| WORK INSTRUCTION |
Only the number is needed: count the lines below that hold the string "icon".

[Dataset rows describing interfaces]
--

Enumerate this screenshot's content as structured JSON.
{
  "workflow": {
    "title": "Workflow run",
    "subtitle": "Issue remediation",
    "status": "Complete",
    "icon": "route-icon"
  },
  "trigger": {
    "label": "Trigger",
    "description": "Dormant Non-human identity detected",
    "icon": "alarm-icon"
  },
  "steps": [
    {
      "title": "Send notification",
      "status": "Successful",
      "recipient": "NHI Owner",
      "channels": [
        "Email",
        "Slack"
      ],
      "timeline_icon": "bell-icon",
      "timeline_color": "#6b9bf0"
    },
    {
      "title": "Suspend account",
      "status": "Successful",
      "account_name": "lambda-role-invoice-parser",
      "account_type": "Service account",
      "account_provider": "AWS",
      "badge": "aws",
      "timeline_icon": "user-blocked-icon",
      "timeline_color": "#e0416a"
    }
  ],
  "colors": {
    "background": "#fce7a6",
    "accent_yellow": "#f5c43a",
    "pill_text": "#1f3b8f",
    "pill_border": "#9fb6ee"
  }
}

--

| WRITTEN RESPONSE |
4